U.S. unemployment rate falls to 3.5%
AMD leads chipmakers lower after revenue warning
Technology leads sector declines on S&P 500
FedEx drops on report of plans to reduce volume forecasts
Indexes down: Dow 2.01%, S&P 2.65%, Nasdaq 3.60%
Oct 7 (Reuters) - Wall Street fell sharply on Friday after a solid jobs report for September increased the likelihood the Federal Reserve will barrel ahead with an interest rate hiking campaign many investors fear will push the U.S. economy into a recession.
The Labor Department reported the unemployment rate fell to 3.5%, lower than expectations of 3.7%, in an economy that continues to show resilience despite the Fed's efforts to bring down high inflation by weakening growth.
Nonfarm payrolls rose by 263,000 jobs, more than the 250,000 figure economists polled by Reuters had forecast. Money markets raised to 94.1% the probability of a 75 basis-point rate hike when Fed policymakers meet on Nov. 1-2, up from 83.4% before the data.
The job gains, lower unemployment rate and continued healthy wage growth point to a labor market Fed officials will likely continue to see as keeping inflation too high.
In the latest of a steady stream of hawkish messages by policymakers, New York Fed President John Williams said more rate hikes were needed to tackle sticky inflation in a process that will also likely increase unemployment.
"Rates have gotten too extreme," said Jim Paulsen, chief investment strategist at the Leuthold Group in Minneapolis. "They are risking doing some harm they don't really need to do, in my opinion. But they're under pressure, and they see it differently."
The Fed should not take comfort in the historically tight labor market because when the unemployment rate begins to rise, a leading indicator of a recession, it does so quickly, said Joseph LaVorgna, chief U.S. economist at SMBC Nikko Securities.

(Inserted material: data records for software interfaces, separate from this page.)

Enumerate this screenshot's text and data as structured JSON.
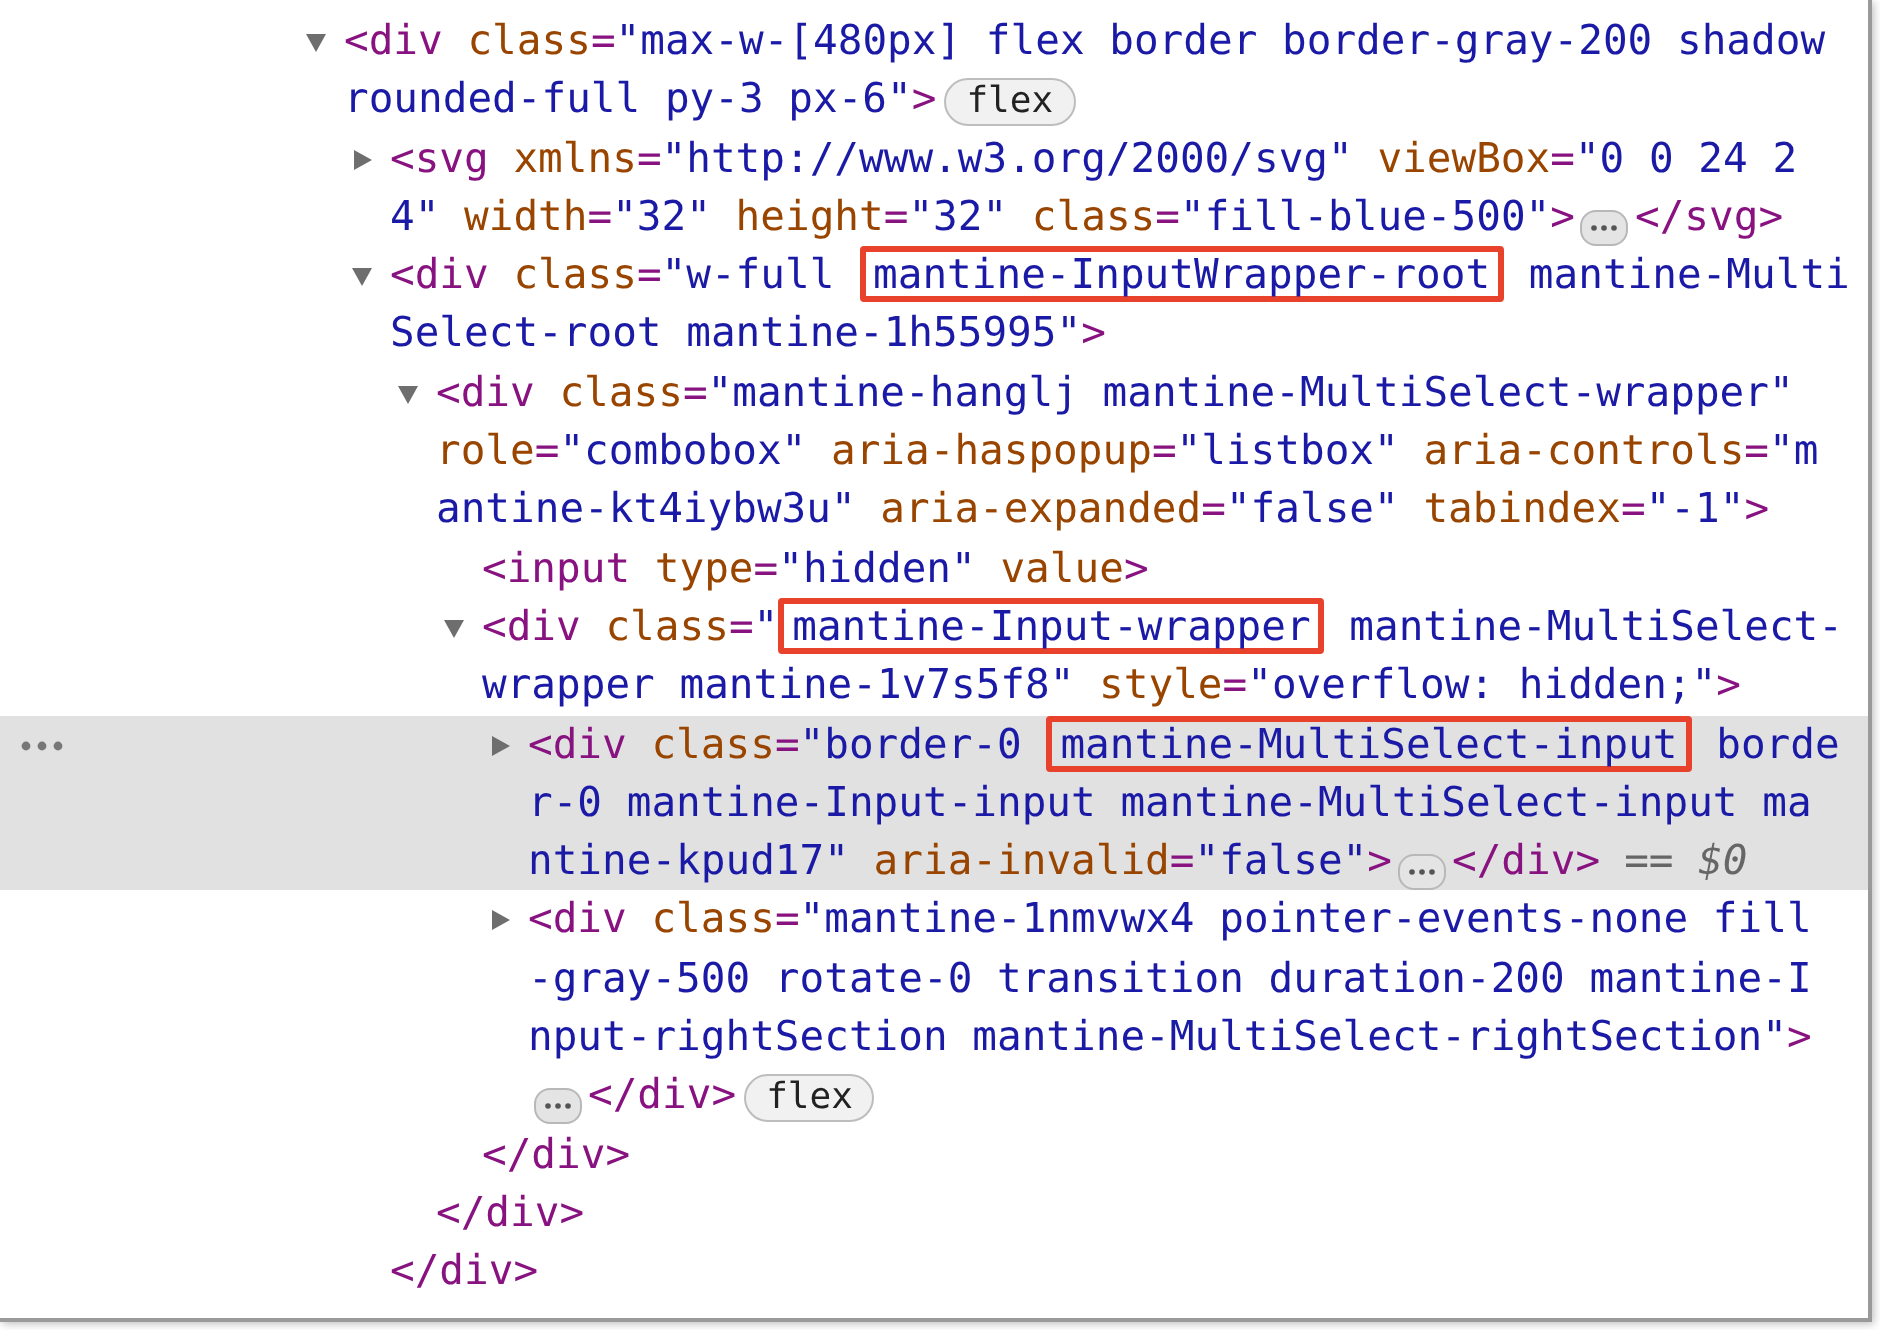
{
  "dom_tree": [
    {
      "expanded": true,
      "selected": false,
      "lines": [
        [
          {
            "kind": "tag",
            "text": "<div"
          },
          {
            "kind": "attr",
            "text": " class"
          },
          {
            "kind": "tag",
            "text": "="
          },
          {
            "kind": "value",
            "text": "\"max-w-[480px] flex border border-gray-200 shadow"
          }
        ],
        [
          {
            "kind": "value",
            "text": "rounded-full py-3 px-6\""
          },
          {
            "kind": "tag",
            "text": ">"
          },
          {
            "kind": "badge",
            "text": "flex"
          }
        ]
      ],
      "children": [
        {
          "expanded": false,
          "selected": false,
          "lines": [
            [
              {
                "kind": "tag",
                "text": "<svg"
              },
              {
                "kind": "attr",
                "text": " xmlns"
              },
              {
                "kind": "tag",
                "text": "="
              },
              {
                "kind": "value",
                "text": "\"http://www.w3.org/2000/svg\""
              },
              {
                "kind": "attr",
                "text": " viewBox"
              },
              {
                "kind": "tag",
                "text": "="
              },
              {
                "kind": "value",
                "text": "\"0 0 24 2"
              }
            ],
            [
              {
                "kind": "value",
                "text": "4\""
              },
              {
                "kind": "attr",
                "text": " width"
              },
              {
                "kind": "tag",
                "text": "="
              },
              {
                "kind": "value",
                "text": "\"32\""
              },
              {
                "kind": "attr",
                "text": " height"
              },
              {
                "kind": "tag",
                "text": "="
              },
              {
                "kind": "value",
                "text": "\"32\""
              },
              {
                "kind": "attr",
                "text": " class"
              },
              {
                "kind": "tag",
                "text": "="
              },
              {
                "kind": "value",
                "text": "\"fill-blue-500\""
              },
              {
                "kind": "tag",
                "text": ">"
              },
              {
                "kind": "ellipsis"
              },
              {
                "kind": "tag",
                "text": "</svg>"
              }
            ]
          ]
        },
        {
          "expanded": true,
          "selected": false,
          "lines": [
            [
              {
                "kind": "tag",
                "text": "<div"
              },
              {
                "kind": "attr",
                "text": " class"
              },
              {
                "kind": "tag",
                "text": "="
              },
              {
                "kind": "value",
                "text": "\"w-full "
              },
              {
                "kind": "highlight",
                "text": "mantine-InputWrapper-root"
              },
              {
                "kind": "value",
                "text": " mantine-Multi"
              }
            ],
            [
              {
                "kind": "value",
                "text": "Select-root mantine-1h55995\""
              },
              {
                "kind": "tag",
                "text": ">"
              }
            ]
          ],
          "closing": "</div>",
          "children": [
            {
              "expanded": true,
              "selected": false,
              "lines": [
                [
                  {
                    "kind": "tag",
                    "text": "<div"
                  },
                  {
                    "kind": "attr",
                    "text": " class"
                  },
                  {
                    "kind": "tag",
                    "text": "="
                  },
                  {
                    "kind": "value",
                    "text": "\"mantine-hanglj mantine-MultiSelect-wrapper\""
                  }
                ],
                [
                  {
                    "kind": "attr",
                    "text": "role"
                  },
                  {
                    "kind": "tag",
                    "text": "="
                  },
                  {
                    "kind": "value",
                    "text": "\"combobox\""
                  },
                  {
                    "kind": "attr",
                    "text": " aria-haspopup"
                  },
                  {
                    "kind": "tag",
                    "text": "="
                  },
                  {
                    "kind": "value",
                    "text": "\"listbox\""
                  },
                  {
                    "kind": "attr",
                    "text": " aria-controls"
                  },
                  {
                    "kind": "tag",
                    "text": "="
                  },
                  {
                    "kind": "value",
                    "text": "\"m"
                  }
                ],
                [
                  {
                    "kind": "value",
                    "text": "antine-kt4iybw3u\""
                  },
                  {
                    "kind": "attr",
                    "text": " aria-expanded"
                  },
                  {
                    "kind": "tag",
                    "text": "="
                  },
                  {
                    "kind": "value",
                    "text": "\"false\""
                  },
                  {
                    "kind": "attr",
                    "text": " tabindex"
                  },
                  {
                    "kind": "tag",
                    "text": "="
                  },
                  {
                    "kind": "value",
                    "text": "\"-1\""
                  },
                  {
                    "kind": "tag",
                    "text": ">"
                  }
                ]
              ],
              "closing": "</div>",
              "children": [
                {
                  "selected": false,
                  "lines": [
                    [
                      {
                        "kind": "tag",
                        "text": "<input"
                      },
                      {
                        "kind": "attr",
                        "text": " type"
                      },
                      {
                        "kind": "tag",
                        "text": "="
                      },
                      {
                        "kind": "value",
                        "text": "\"hidden\""
                      },
                      {
                        "kind": "attr",
                        "text": " value"
                      },
                      {
                        "kind": "tag",
                        "text": ">"
                      }
                    ]
                  ]
                },
                {
                  "expanded": true,
                  "selected": false,
                  "lines": [
                    [
                      {
                        "kind": "tag",
                        "text": "<div"
                      },
                      {
                        "kind": "attr",
                        "text": " class"
                      },
                      {
                        "kind": "tag",
                        "text": "="
                      },
                      {
                        "kind": "value",
                        "text": "\""
                      },
                      {
                        "kind": "highlight",
                        "text": "mantine-Input-wrapper"
                      },
                      {
                        "kind": "value",
                        "text": " mantine-MultiSelect-"
                      }
                    ],
                    [
                      {
                        "kind": "value",
                        "text": "wrapper mantine-1v7s5f8\""
                      },
                      {
                        "kind": "attr",
                        "text": " style"
                      },
                      {
                        "kind": "tag",
                        "text": "="
                      },
                      {
                        "kind": "value",
                        "text": "\"overflow: hidden;\""
                      },
                      {
                        "kind": "tag",
                        "text": ">"
                      }
                    ]
                  ],
                  "closing": "</div>",
                  "children": [
                    {
                      "expanded": false,
                      "selected": true,
                      "lines": [
                        [
                          {
                            "kind": "tag",
                            "text": "<div"
                          },
                          {
                            "kind": "attr",
                            "text": " class"
                          },
                          {
                            "kind": "tag",
                            "text": "="
                          },
                          {
                            "kind": "value",
                            "text": "\"border-0 "
                          },
                          {
                            "kind": "highlight",
                            "text": "mantine-MultiSelect-input"
                          },
                          {
                            "kind": "value",
                            "text": " borde"
                          }
                        ],
                        [
                          {
                            "kind": "value",
                            "text": "r-0 mantine-Input-input mantine-MultiSelect-input ma"
                          }
                        ],
                        [
                          {
                            "kind": "value",
                            "text": "ntine-kpud17\""
                          },
                          {
                            "kind": "attr",
                            "text": " aria-invalid"
                          },
                          {
                            "kind": "tag",
                            "text": "="
                          },
                          {
                            "kind": "value",
                            "text": "\"false\""
                          },
                          {
                            "kind": "tag",
                            "text": ">"
                          },
                          {
                            "kind": "ellipsis"
                          },
                          {
                            "kind": "tag",
                            "text": "</div>"
                          },
                          {
                            "kind": "hint",
                            "text": "== *$0*"
                          }
                        ]
                      ]
                    },
                    {
                      "expanded": false,
                      "selected": false,
                      "lines": [
                        [
                          {
                            "kind": "tag",
                            "text": "<div"
                          },
                          {
                            "kind": "attr",
                            "text": " class"
                          },
                          {
                            "kind": "tag",
                            "text": "="
                          },
                          {
                            "kind": "value",
                            "text": "\"mantine-1nmvwx4 pointer-events-none fill"
                          }
                        ],
                        [
                          {
                            "kind": "value",
                            "text": "-gray-500 rotate-0 transition duration-200 mantine-I"
                          }
                        ],
                        [
                          {
                            "kind": "value",
                            "text": "nput-rightSection mantine-MultiSelect-rightSection\""
                          },
                          {
                            "kind": "tag",
                            "text": ">"
                          }
                        ],
                        [
                          {
                            "kind": "ellipsis"
                          },
                          {
                            "kind": "tag",
                            "text": "</div>"
                          },
                          {
                            "kind": "badge",
                            "text": "flex"
                          }
                        ]
                      ]
                    }
                  ]
                }
              ]
            }
          ]
        }
      ]
    }
  ]
}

"We haven't felt the full effects of the tightening," he said. "They're going to keep going until eventually this thing turns over, and when it turns over you won't be able to slow the momentum."
Despite a hefty two-day rally earlier in the week, Friday's nosedive put the S&P 500 on track for its fourth straight weekly decline, while the Dow and the Nasdaq were poised for their seventh consecutive weekly declines.
By 2:12 p.m. EDT, the Dow Jones Industrial Average fell 602.47 points, or 2.01%, to 29,324.47, the S&P 500 lost 99.25 points, or 2.65%, to 3,645.27 and the Nasdaq Composite dropped 398.87 points, or 3.6%, to 10,674.44.
Ten of the 11 major S&P 500 sectors declined more than 1%, with the technology sector leading the fall, down 4.0%. Energy was the sole gainer, rising 0.1%.
The Philadelphia SE Semiconductor index shed 5.9% after a revenue warning from Advanced Micro Devices signaled a chip slump could be worse than expected. The index was poised for its biggest single-day percentage decline in nearly a month.
AMD shares fell 12.3%, the largest decliner on the Nasdaq 100, as its third-quarter revenue estimates were about $1 billion lower than previously forecast.
Peers Qualcomm Inc, Intel Corp, ON Semiconductors, Lam Research and Nvidia Corp shed between 2.44% and 6.63%.
FedEx Corp lost 1.5% after an internal memo seen by Reuters showed the division that handles most e-commerce deliveries expects to lower volume forecasts as its customers plan to ship fewer holiday packages.
Declining issues outnumbered advancing ones on the NYSE by a 5.67-to-1 ratio; on Nasdaq, a 4.19-to-1 ratio favored decliners.
The S&P 500 posted 2 new 52-week highs and 64 new lows; the Nasdaq Composite recorded 20 new highs and 273 new lows (Reporting by Herbert Lash in New York Additional reporting by Ankika Biswas and Shreyashi Sanyal in Bengaluru Additional reporting by Bansari Mayur Kamdar in Bengaluru Editing by Arun Koyyur and Matthew Lewis)